I meant that it snaps back. I’ll try with a little more hydration next time.
The West Coast started putting pineapple and Canadian bacon on pizza. Perfectly innocent pizza. That just isn’t right. grin
It’s chicken stock.
I’m an American with English, German, and Ukrainian (White Russian) heritage. I’m not going to stop making Tibetan yogurt and momos or Thai food or Mexican food. I’m certainly not going to stop making Italian food. My wife’s completely Italian family loves my lasagna.
I learned the difference between boiling and simmering when I was a kid.
My belief extends to all meat deserving a better fate than boiling.
Point taken. One I’ve made myself in the past.
The non bbq regions of the country that boil ribs and then stick them in the oven, put sauce on them and call them bbq’ed ribs are a special example.
@Hunterwali and then there are simit. Which is right up there with Montreal bagels.
I think I agree with you. On matters barbecue I will defer to you and my brother in law. I don’t have the infrastructure to participate.
“and all to do with a perspective that only people from that nationality or ethnic group are able to follow those recipes”
No, it has nothing to do with that, and I’m sorry I brought up the issue. This is not a fit subject for the internet. I won’t be commenting further on the issue.
That aspect - which some people do emphasize - is nonsense of course. There can be a minor element of truth involved in it, to the extent that (with the bagel example) an old baker whose roots are Jewish and European has a better chance of knowing from experience the correct basic procedure for making bagels than does an old baker whose roots have nothing to do with Europe or Judaism.
If you show a finished bagel to an experienced baker who’s never heard of bagels, and tell them “These are very popular, if you copy it we can make a lot of money selling them”, chances are they won’t guess correctly how it was done.
In the obvious sense of “If you want to make a certain recipe, you may need someone knowledgeable to show you how it’s done”, it does make sense to look for experts in a place where you have a better chance of finding experts. BUT - for example, if a Chinese baker does find a bagel expert to teach her how to make bagels, and she learns how and becomes good at it, she is now a bagel expert too and can teach others how to make them.
If anyone has bagels or tortillas or any other food “in their blood”, then they need to see a doctor.
If you want to make a recipe, learn from someone who actually knows how. But it’s not because of where their parents came from or their religion - it’s because they learned how it’s done.
And along with the offensive implication that a person needs a certain heritage or origin to make a certain food, there’s an equally offensive implication from the other direction, that actually knowing how to make something before you claim to be making it is an unnecessary frill. Both of those mistakes happen far too often.
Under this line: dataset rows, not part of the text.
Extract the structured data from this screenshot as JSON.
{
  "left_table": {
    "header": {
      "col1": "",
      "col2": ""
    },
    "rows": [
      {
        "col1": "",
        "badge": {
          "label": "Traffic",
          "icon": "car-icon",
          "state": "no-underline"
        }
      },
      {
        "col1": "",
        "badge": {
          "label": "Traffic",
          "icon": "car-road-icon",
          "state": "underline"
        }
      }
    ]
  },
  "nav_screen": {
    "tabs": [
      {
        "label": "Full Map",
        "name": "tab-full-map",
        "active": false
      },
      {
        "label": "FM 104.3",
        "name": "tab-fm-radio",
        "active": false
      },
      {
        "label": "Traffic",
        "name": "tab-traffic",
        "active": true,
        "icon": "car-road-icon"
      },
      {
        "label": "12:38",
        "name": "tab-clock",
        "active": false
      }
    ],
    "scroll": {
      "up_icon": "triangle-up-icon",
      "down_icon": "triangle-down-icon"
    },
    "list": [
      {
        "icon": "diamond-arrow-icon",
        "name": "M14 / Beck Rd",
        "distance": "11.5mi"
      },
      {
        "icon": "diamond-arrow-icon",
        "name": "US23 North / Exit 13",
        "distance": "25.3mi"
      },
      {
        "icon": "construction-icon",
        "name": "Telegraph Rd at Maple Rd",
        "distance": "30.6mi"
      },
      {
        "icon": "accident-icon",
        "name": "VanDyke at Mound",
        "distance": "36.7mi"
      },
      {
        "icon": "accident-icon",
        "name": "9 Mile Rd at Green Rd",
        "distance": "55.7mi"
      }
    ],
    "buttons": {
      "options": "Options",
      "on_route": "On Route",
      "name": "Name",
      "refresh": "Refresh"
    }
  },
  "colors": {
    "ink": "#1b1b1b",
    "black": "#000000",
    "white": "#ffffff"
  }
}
I disagree. Any skill needs to be learned and has nothing to do with ethnicity.
As an example I give you the runs on frozen dinners, junk food, and prepared foods during the early days of the pandemic. Clearly, given what sold out and what did not, the average American can’t make the link between ground beef and a hamburger.
I don’t know if Americans are worse than those in other countries. Can the average person in the UK make chicken tikka masala from the base ingredients? What proportion of residents of Italy can make carbonara? Russians and borscht? Germans and sauerbraten?
A good cook can often look things up but still need to learn.
Bagels are easy but counterintuitive. I know how because I learned. Being born in New York with partial Jewish heritage has nothing to do with it.
So timely…including a sold out Everything Bagel ice cream.!
I’ve had something called Tomato Pie a couple times in Philly. Would you consider that pizza?